The property sector globally currently consumes more energy (34%) in comparison to the transport sector (27%) or the industry sector (28%). It is additionally the biggest polluter, together with the biggest possibility of significant cuts to greenhouse gas emissions compared to other sectors, free of charge.
Buildings provide an easy to access and highly cost-effective chance to reach energy targets. An eco-friendly building is one that minimises energy use during design, construction, operation and demolition.
The need to reduce energy use through the operation of buildings is currently commonly accepted worldwide. Changing behaviour could cause a 50% decrease in energy use by 2050.
Such savings are strongly affected by the quality of buildings. Passive buildings are ultra-low energy buildings when the desire for mechanical cooling, heating or ventilation might be eliminated.
Modular or prefabricated green buildings, designed and constructed in factories using precision technologies, may help achieve these standards. These buildings are better quality and a lot more sustainable than buildings constructed on-site through manual labour. These are potentially twice as efficient compared to on-site building.
However, despite support for prefab house there are a variety of hurdles in the way of a prefab revolution.
Factory production means modular green buildings are better sealed against draughts, which in conventional buildings can make up 15-25% of winter heat loss.
And factories also provide higher quality control systems, creating improved insulation placement and energy efficiency. Good insulation cuts energy bills by approximately half when compared with uninsulated buildings.
Because production within a factory setting is on-going, rather than depending on individual on-site projects, there is certainly more scope for R&D. This improves the performance of buildings, including leading them to be more resilient to natural disasters.
As an example, steel warehouse in Japan have performed well during earthquakes, with key manufacturers reporting that none of their houses were destroyed with the 1995 Hanshin Great Earthquake, rather than the destruction of numerous site-built houses.

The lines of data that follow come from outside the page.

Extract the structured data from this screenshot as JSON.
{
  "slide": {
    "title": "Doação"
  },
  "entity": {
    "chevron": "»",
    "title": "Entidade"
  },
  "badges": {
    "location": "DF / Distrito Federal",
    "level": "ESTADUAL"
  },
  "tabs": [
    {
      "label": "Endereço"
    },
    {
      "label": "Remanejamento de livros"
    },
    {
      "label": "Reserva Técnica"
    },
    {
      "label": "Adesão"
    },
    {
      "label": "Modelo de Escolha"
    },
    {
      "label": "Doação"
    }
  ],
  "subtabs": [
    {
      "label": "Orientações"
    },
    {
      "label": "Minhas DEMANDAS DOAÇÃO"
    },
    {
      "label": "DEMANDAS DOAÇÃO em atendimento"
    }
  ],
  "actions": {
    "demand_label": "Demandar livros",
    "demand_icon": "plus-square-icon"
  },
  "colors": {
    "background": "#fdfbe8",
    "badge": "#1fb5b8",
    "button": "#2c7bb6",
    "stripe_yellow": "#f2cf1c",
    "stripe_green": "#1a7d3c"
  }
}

Buildings constructed at your location probably can’t achieve the same benefits as modular buildings. Case studies in the UK show savings of 10% to 15% in building costs along with a 40% lowering of transport for factory in comparison with on-site production. Factories also don’t lose time on account of bad weather and get better waste recycling systems.
Sorting waste at Sekisui House Ltd Recycling Centre. Karen Manley
As an illustration, Sekisui House, a Japanese builder, features a system for all those their construction sites where waste is sorted into 27 categories on-site and 80 categories inside their recycling centre for top level value through the resources.
On-site building is ready to accept the climate. This prevents access to the precision technologies required to produce buildings to the highest environmental standards. These technologies include numerical controlled machinery, robotic assembly, building information models, rapid prototyping, assembly lines, test systems, fixing systems, lean construction and enterprise resource planning systems.
For example, numerical controlled machinery provides more precise machine cutting that can’t be matched by manual efforts. This, put together with modelling, fixing and testing 98dexppky helps make certain that factories produce more airtight buildings, when compared with on-site production, reducing energy leakage.
High-Tech Factory, Shizuoka, Sekisui House Ltd. Karen Manley, Author provided
Below 5% newest detached residential buildings australia wide are modular green buildings.
In leading countries for example Sweden the velocity is 84%.
In Japan, 15% of most their residential buildings are modular green buildings produced in the world’s most technologically advanced factories.
Globally, there exists a trend toward increased market penetration of green modular buildings. Yet their adoption within the Australian building sector continues to be slower than expected.
Constructing houses on location is less sustainable. Grand Canyon National Park/Flickr, CC BY
However, we can easily still catch up. The most recent evidence implies that strengthening building codes and providing better enforcement is the most affordable path towards more sustainable housing.
Australia doesn’t possess a great record here. Our building codes could possibly be better focused, stricter, and definitely our enforcement may well be a lot better.
Building in the future
As the biggest polluter as well as a high energy user, the property sector urgently must reform for global warming mitigation.
You can find serious legacy issues. Mistakes we made before endure through the life of buildings. Building decisions we make today can be very costly to reverse, and buildings continue for decades! In Australia, a timber building is likely to last a minimum of 58 years, and a brick building no less than 88 years.
Currently, potential building owners are funnelled toward on-site construction processes, inspite of the clearly documented advantages of light steel villa. This is reflected from the low profile made available to modular housing in the National Construction Code and not enough aggressive and well enforced environmental standards. We clearly need better policy to support the modular green building industry.